What needs to be done: Each record must reappear in the answer exactly as it is written.

[Stored items from a collection]
———
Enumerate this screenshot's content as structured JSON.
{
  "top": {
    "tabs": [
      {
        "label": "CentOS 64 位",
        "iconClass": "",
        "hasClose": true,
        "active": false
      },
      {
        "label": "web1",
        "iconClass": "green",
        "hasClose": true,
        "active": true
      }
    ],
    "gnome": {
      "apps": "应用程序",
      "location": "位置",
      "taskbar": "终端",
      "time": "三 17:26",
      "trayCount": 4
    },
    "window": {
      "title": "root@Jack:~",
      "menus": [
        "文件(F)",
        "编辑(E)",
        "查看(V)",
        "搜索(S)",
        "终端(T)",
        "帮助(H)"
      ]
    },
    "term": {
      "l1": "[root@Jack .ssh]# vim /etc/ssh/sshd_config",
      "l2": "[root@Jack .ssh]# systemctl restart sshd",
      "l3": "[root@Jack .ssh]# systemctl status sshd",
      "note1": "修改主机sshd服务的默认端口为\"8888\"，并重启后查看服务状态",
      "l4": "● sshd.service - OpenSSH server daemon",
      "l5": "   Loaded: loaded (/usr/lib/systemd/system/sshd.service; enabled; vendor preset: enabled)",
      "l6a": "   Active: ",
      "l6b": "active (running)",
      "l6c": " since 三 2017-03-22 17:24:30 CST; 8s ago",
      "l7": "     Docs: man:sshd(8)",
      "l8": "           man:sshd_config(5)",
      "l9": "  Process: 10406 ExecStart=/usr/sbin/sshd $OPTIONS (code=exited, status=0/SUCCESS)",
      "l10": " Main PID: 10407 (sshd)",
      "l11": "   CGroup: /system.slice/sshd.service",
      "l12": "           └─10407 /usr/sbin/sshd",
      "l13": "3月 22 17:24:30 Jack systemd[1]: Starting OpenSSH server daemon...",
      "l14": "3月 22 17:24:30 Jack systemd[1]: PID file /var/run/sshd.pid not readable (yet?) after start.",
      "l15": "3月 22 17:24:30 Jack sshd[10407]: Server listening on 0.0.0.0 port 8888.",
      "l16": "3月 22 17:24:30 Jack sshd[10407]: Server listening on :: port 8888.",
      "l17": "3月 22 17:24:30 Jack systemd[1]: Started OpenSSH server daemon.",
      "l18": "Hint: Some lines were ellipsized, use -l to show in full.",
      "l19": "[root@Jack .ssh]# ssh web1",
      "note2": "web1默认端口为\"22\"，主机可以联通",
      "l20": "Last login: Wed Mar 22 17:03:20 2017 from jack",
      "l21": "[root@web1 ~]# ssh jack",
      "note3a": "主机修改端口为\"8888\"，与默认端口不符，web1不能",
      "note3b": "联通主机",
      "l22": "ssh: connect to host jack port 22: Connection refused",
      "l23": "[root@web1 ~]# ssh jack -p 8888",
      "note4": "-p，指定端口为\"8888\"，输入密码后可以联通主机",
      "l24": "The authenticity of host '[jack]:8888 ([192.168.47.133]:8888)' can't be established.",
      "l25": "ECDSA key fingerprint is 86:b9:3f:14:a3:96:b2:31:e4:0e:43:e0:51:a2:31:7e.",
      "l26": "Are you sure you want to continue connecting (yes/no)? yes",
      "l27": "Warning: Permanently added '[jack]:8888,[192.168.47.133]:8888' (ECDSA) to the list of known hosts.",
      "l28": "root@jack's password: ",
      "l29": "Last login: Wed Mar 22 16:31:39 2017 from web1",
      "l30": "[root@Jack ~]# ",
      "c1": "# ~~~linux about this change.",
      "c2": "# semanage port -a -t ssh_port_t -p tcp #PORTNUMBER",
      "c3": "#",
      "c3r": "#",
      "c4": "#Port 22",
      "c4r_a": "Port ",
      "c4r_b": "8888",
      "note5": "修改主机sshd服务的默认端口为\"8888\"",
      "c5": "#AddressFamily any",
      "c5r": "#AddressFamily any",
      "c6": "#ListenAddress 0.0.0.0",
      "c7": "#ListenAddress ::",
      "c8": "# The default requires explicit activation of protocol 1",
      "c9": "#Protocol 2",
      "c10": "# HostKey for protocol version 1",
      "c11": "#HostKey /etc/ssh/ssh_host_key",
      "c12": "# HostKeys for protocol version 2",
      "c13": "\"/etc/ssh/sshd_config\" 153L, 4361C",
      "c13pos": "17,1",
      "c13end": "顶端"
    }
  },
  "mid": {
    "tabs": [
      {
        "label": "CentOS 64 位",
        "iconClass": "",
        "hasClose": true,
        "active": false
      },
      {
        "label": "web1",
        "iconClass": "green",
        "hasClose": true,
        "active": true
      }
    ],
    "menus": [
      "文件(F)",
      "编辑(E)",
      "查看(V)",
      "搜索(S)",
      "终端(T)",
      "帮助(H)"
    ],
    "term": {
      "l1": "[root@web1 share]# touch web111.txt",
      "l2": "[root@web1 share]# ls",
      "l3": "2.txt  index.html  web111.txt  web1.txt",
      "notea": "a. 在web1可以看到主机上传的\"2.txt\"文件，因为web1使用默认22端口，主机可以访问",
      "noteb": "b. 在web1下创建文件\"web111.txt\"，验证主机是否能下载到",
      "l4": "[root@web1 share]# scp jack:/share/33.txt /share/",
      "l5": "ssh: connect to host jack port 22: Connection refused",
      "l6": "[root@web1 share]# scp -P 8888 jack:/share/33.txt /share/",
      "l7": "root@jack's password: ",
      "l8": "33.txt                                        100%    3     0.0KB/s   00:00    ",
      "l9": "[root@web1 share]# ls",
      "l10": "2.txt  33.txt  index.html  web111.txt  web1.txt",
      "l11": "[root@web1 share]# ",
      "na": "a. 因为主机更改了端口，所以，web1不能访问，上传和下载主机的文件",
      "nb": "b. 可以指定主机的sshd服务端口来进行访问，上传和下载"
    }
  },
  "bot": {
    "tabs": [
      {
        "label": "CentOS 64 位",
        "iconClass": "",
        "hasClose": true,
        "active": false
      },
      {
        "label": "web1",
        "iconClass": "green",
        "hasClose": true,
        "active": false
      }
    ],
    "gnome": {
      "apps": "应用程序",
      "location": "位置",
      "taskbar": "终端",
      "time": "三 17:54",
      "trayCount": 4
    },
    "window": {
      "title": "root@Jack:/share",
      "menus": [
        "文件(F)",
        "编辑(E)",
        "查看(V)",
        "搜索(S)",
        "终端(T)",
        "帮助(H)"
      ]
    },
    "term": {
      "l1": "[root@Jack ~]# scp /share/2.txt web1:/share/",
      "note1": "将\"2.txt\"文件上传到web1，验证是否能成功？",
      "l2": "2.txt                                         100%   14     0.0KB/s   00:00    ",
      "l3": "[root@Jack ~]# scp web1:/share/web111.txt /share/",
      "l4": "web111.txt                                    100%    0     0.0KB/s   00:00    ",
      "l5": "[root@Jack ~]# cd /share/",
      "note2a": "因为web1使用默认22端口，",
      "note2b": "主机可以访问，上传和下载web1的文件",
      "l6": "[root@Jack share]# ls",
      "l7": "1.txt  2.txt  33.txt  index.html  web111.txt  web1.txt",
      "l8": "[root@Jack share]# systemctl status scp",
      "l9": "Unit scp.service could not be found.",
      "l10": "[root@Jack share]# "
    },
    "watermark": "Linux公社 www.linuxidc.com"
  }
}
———
Answer to this task:
Enumerate this screenshot's content as structured JSON.
{
  "top": {
    "tabs": [
      {
        "label": "CentOS 64 位",
        "iconClass": "",
        "hasClose": true,
        "active": false
      },
      {
        "label": "web1",
        "iconClass": "green",
        "hasClose": true,
        "active": true
      }
    ],
    "gnome": {
      "apps": "应用程序",
      "location": "位置",
      "taskbar": "终端",
      "time": "三 17:26",
      "trayCount": 4
    },
    "window": {
      "title": "root@Jack:~",
      "menus": [
        "文件(F)",
        "编辑(E)",
        "查看(V)",
        "搜索(S)",
        "终端(T)",
        "帮助(H)"
      ]
    },
    "term": {
      "l1": "[root@Jack .ssh]# vim /etc/ssh/sshd_config",
      "l2": "[root@Jack .ssh]# systemctl restart sshd",
      "l3": "[root@Jack .ssh]# systemctl status sshd",
      "note1": "修改主机sshd服务的默认端口为\"8888\"，并重启后查看服务状态",
      "l4": "● sshd.service - OpenSSH server daemon",
      "l5": "   Loaded: loaded (/usr/lib/systemd/system/sshd.service; enabled; vendor preset: enabled)",
      "l6a": "   Active: ",
      "l6b": "active (running)",
      "l6c": " since 三 2017-03-22 17:24:30 CST; 8s ago",
      "l7": "     Docs: man:sshd(8)",
      "l8": "           man:sshd_config(5)",
      "l9": "  Process: 10406 ExecStart=/usr/sbin/sshd $OPTIONS (code=exited, status=0/SUCCESS)",
      "l10": " Main PID: 10407 (sshd)",
      "l11": "   CGroup: /system.slice/sshd.service",
      "l12": "           └─10407 /usr/sbin/sshd",
      "l13": "3月 22 17:24:30 Jack systemd[1]: Starting OpenSSH server daemon...",
      "l14": "3月 22 17:24:30 Jack systemd[1]: PID file /var/run/sshd.pid not readable (yet?) after start.",
      "l15": "3月 22 17:24:30 Jack sshd[10407]: Server listening on 0.0.0.0 port 8888.",
      "l16": "3月 22 17:24:30 Jack sshd[10407]: Server listening on :: port 8888.",
      "l17": "3月 22 17:24:30 Jack systemd[1]: Started OpenSSH server daemon.",
      "l18": "Hint: Some lines were ellipsized, use -l to show in full.",
      "l19": "[root@Jack .ssh]# ssh web1",
      "note2": "web1默认端口为\"22\"，主机可以联通",
      "l20": "Last login: Wed Mar 22 17:03:20 2017 from jack",
      "l21": "[root@web1 ~]# ssh jack",
      "note3a": "主机修改端口为\"8888\"，与默认端口不符，web1不能",
      "note3b": "联通主机",
      "l22": "ssh: connect to host jack port 22: Connection refused",
      "l23": "[root@web1 ~]# ssh jack -p 8888",
      "note4": "-p，指定端口为\"8888\"，输入密码后可以联通主机",
      "l24": "The authenticity of host '[jack]:8888 ([192.168.47.133]:8888)' can't be established.",
      "l25": "ECDSA key fingerprint is 86:b9:3f:14:a3:96:b2:31:e4:0e:43:e0:51:a2:31:7e.",
      "l26": "Are you sure you want to continue connecting (yes/no)? yes",
      "l27": "Warning: Permanently added '[jack]:8888,[192.168.47.133]:8888' (ECDSA) to the list of known hosts.",
      "l28": "root@jack's password: ",
      "l29": "Last login: Wed Mar 22 16:31:39 2017 from web1",
      "l30": "[root@Jack ~]# ",
      "c1": "# ~~~linux about this change.",
      "c2": "# semanage port -a -t ssh_port_t -p tcp #PORTNUMBER",
      "c3": "#",
      "c3r": "#",
      "c4": "#Port 22",
      "c4r_a": "Port ",
      "c4r_b": "8888",
      "note5": "修改主机sshd服务的默认端口为\"8888\"",
      "c5": "#AddressFamily any",
      "c5r": "#AddressFamily any",
      "c6": "#ListenAddress 0.0.0.0",
      "c7": "#ListenAddress ::",
      "c8": "# The default requires explicit activation of protocol 1",
      "c9": "#Protocol 2",
      "c10": "# HostKey for protocol version 1",
      "c11": "#HostKey /etc/ssh/ssh_host_key",
      "c12": "# HostKeys for protocol version 2",
      "c13": "\"/etc/ssh/sshd_config\" 153L, 4361C",
      "c13pos": "17,1",
      "c13end": "顶端"
    }
  },
  "mid": {
    "tabs": [
      {
        "label": "CentOS 64 位",
        "iconClass": "",
        "hasClose": true,
        "active": false
      },
      {
        "label": "web1",
        "iconClass": "green",
        "hasClose": true,
        "active": true
      }
    ],
    "menus": [
      "文件(F)",
      "编辑(E)",
      "查看(V)",
      "搜索(S)",
      "终端(T)",
      "帮助(H)"
    ],
    "term": {
      "l1": "[root@web1 share]# touch web111.txt",
      "l2": "[root@web1 share]# ls",
      "l3": "2.txt  index.html  web111.txt  web1.txt",
      "notea": "a. 在web1可以看到主机上传的\"2.txt\"文件，因为web1使用默认22端口，主机可以访问",
      "noteb": "b. 在web1下创建文件\"web111.txt\"，验证主机是否能下载到",
      "l4": "[root@web1 share]# scp jack:/share/33.txt /share/",
      "l5": "ssh: connect to host jack port 22: Connection refused",
      "l6": "[root@web1 share]# scp -P 8888 jack:/share/33.txt /share/",
      "l7": "root@jack's password: ",
      "l8": "33.txt                                        100%    3     0.0KB/s   00:00    ",
      "l9": "[root@web1 share]# ls",
      "l10": "2.txt  33.txt  index.html  web111.txt  web1.txt",
      "l11": "[root@web1 share]# ",
      "na": "a. 因为主机更改了端口，所以，web1不能访问，上传和下载主机的文件",
      "nb": "b. 可以指定主机的sshd服务端口来进行访问，上传和下载"
    }
  },
  "bot": {
    "tabs": [
      {
        "label": "CentOS 64 位",
        "iconClass": "",
        "hasClose": true,
        "active": false
      },
      {
        "label": "web1",
        "iconClass": "green",
        "hasClose": true,
        "active": false
      }
    ],
    "gnome": {
      "apps": "应用程序",
      "location": "位置",
      "taskbar": "终端",
      "time": "三 17:54",
      "trayCount": 4
    },
    "window": {
      "title": "root@Jack:/share",
      "menus": [
        "文件(F)",
        "编辑(E)",
        "查看(V)",
        "搜索(S)",
        "终端(T)",
        "帮助(H)"
      ]
    },
    "term": {
      "l1": "[root@Jack ~]# scp /share/2.txt web1:/share/",
      "note1": "将\"2.txt\"文件上传到web1，验证是否能成功？",
      "l2": "2.txt                                         100%   14     0.0KB/s   00:00    ",
      "l3": "[root@Jack ~]# scp web1:/share/web111.txt /share/",
      "l4": "web111.txt                                    100%    0     0.0KB/s   00:00    ",
      "l5": "[root@Jack ~]# cd /share/",
      "note2a": "因为web1使用默认22端口，",
      "note2b": "主机可以访问，上传和下载web1的文件",
      "l6": "[root@Jack share]# ls",
      "l7": "1.txt  2.txt  33.txt  index.html  web111.txt  web1.txt",
      "l8": "[root@Jack share]# systemctl status scp",
      "l9": "Unit scp.service could not be found.",
      "l10": "[root@Jack share]# "
    },
    "watermark": "Linux公社 www.linuxidc.com"
  }
}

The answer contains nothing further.